Should a line below contain the word "label", report it.

### Data extracts
- Opening Delimiter -
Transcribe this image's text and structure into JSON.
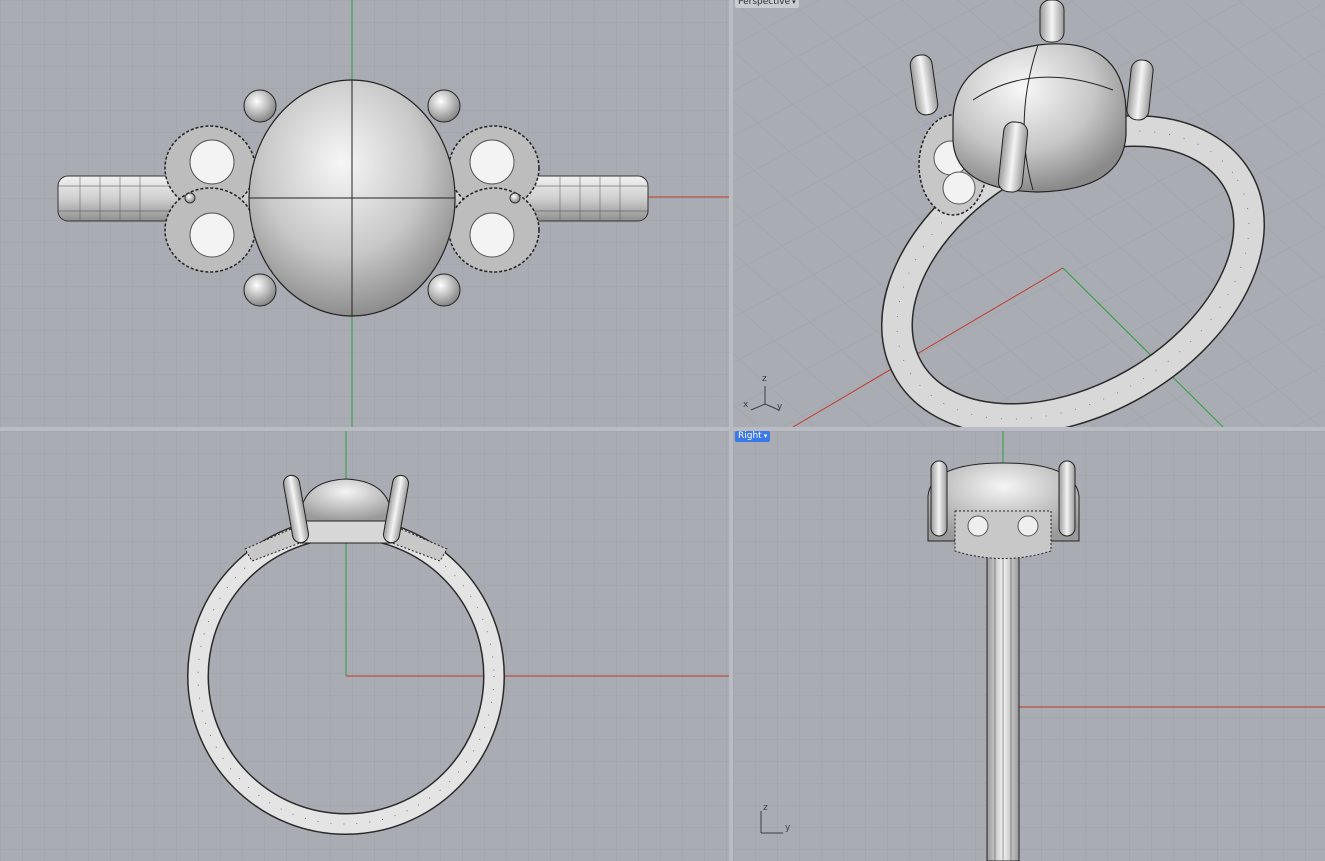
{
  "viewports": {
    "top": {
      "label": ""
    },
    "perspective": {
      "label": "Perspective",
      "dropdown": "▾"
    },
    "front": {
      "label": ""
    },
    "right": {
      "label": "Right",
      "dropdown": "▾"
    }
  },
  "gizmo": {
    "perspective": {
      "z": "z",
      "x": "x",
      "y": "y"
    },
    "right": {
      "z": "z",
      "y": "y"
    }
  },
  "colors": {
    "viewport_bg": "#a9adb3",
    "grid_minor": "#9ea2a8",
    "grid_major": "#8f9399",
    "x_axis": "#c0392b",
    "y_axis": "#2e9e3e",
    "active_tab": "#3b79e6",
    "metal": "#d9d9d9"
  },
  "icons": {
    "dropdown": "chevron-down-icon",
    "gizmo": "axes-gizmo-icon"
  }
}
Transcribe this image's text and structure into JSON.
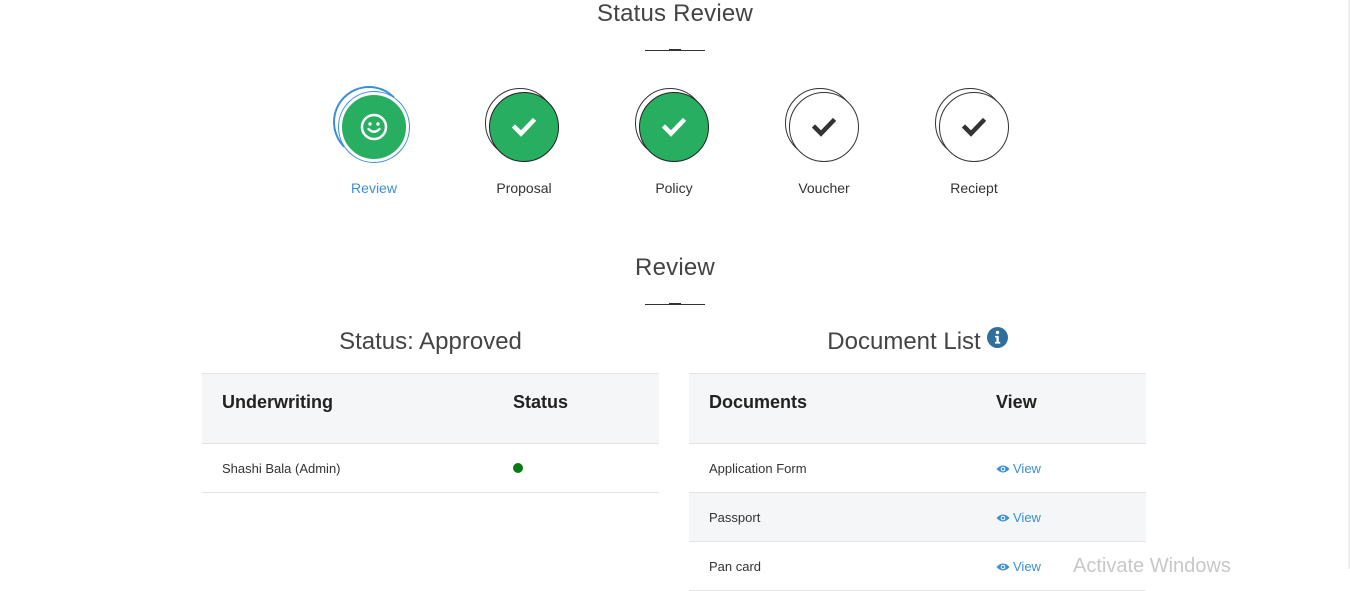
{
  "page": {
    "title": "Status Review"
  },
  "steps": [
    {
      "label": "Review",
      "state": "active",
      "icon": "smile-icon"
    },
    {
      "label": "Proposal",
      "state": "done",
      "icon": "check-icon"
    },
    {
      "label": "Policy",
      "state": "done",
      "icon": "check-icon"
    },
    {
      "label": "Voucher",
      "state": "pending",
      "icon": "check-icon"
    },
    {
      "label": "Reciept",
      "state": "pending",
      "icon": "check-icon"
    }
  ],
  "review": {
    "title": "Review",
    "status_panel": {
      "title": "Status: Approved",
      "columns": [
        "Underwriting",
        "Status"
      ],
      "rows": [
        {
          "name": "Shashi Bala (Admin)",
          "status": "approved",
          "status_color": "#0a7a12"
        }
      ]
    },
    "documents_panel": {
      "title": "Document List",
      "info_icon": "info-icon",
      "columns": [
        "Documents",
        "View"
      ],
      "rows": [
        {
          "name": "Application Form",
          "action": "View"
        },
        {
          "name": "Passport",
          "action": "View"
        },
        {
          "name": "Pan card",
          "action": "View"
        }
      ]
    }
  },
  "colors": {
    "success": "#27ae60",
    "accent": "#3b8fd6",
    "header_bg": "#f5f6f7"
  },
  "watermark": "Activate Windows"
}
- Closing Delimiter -
### Exercise solution
      "label": ""
      "label": "Perspective",
      "label": ""
      "label": "Right",
      "label": "Review",
      "label": "Proposal",
      "label": "Policy",
      "label": "Voucher",
      "label": "Reciept",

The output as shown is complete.